ALIA declares 2019 ‘Year of the Public Domain’; millions of unpublished items released
Changes to Australian legislation that began on 1 January have given unpublished materials the same copyright term as published items, bringing millions of items into public domain.
The Australian Library and Information Association (ALIA) is celebrating the change by declaring 2019 ‘Year of the Public Domain’, helping to promote events at libraries aimed at highlighting the newly freed materials, and celebrating how they can be put to use for all Australians.
Unpublished materials were previously held in copyright in perpetuity, but changes to copyright law introduced by the Copyright Amendment (Disability Access and other Measures) Act 2017 mean that unpublished items will have a copyright term of 70 years after the author’s death—the same term as published items. The changes also create a new term of 70 years for materials with unknown authors, known as orphan works.
Material held in libraries and museums that has been affected by the change include: Jane Austen’s correspondence; Captain Cook’s diaries; handwritten manuscripts and letters from many Australian poets; ephemera from both World Wars, including posters, postcards, and advertising; personal papers of a multitude of former Australian politicians; soldiers’ letters home, including love letters; Indigenous language research papers; and records of the Derwent Bank, one of Tasmania’s first banks.
The University of Sydney Library will release a collection of Henry Lawson’s papers held by its rare books and special collections department. The collection of scrapbooks contains letters between Lawson and his agents, collaborators, peers and associates, and other personal material in Lawson’s own handwriting.
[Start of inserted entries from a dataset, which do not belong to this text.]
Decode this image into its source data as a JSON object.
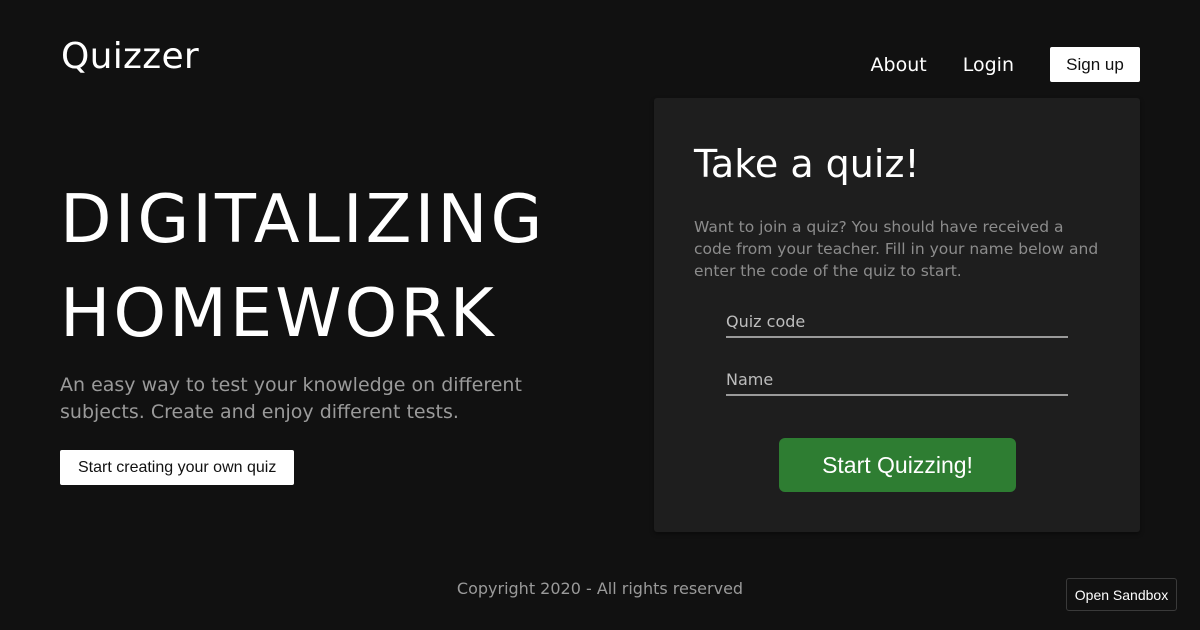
{
  "header": {
    "logo": "Quizzer",
    "nav": {
      "about": "About",
      "login": "Login",
      "signup": "Sign up"
    }
  },
  "hero": {
    "title_line1": "DIGITALIZING",
    "title_line2": "HOMEWORK",
    "subtitle": "An easy way to test your knowledge on different subjects. Create and enjoy different tests.",
    "create_button": "Start creating your own quiz"
  },
  "quiz_card": {
    "title": "Take a quiz!",
    "description": "Want to join a quiz? You should have received a code from your teacher. Fill in your name below and enter the code of the quiz to start.",
    "code_field": {
      "placeholder": "Quiz code",
      "value": ""
    },
    "name_field": {
      "placeholder": "Name",
      "value": ""
    },
    "start_button": "Start Quizzing!"
  },
  "footer": {
    "copyright": "Copyright 2020 - All rights reserved"
  },
  "sandbox_button": "Open Sandbox",
  "colors": {
    "background": "#111111",
    "card": "#1e1e1e",
    "accent_green": "#2e7d32",
    "muted_text": "#9a9a9a"
  }
}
As previously reported by Books+Publishing, ALIA ran the Cooking for Copyright campaign in 2015 calling for a reform to the law, then in March 2017 the bill was tabled in parliament, and passed in June that year.
Category: Library news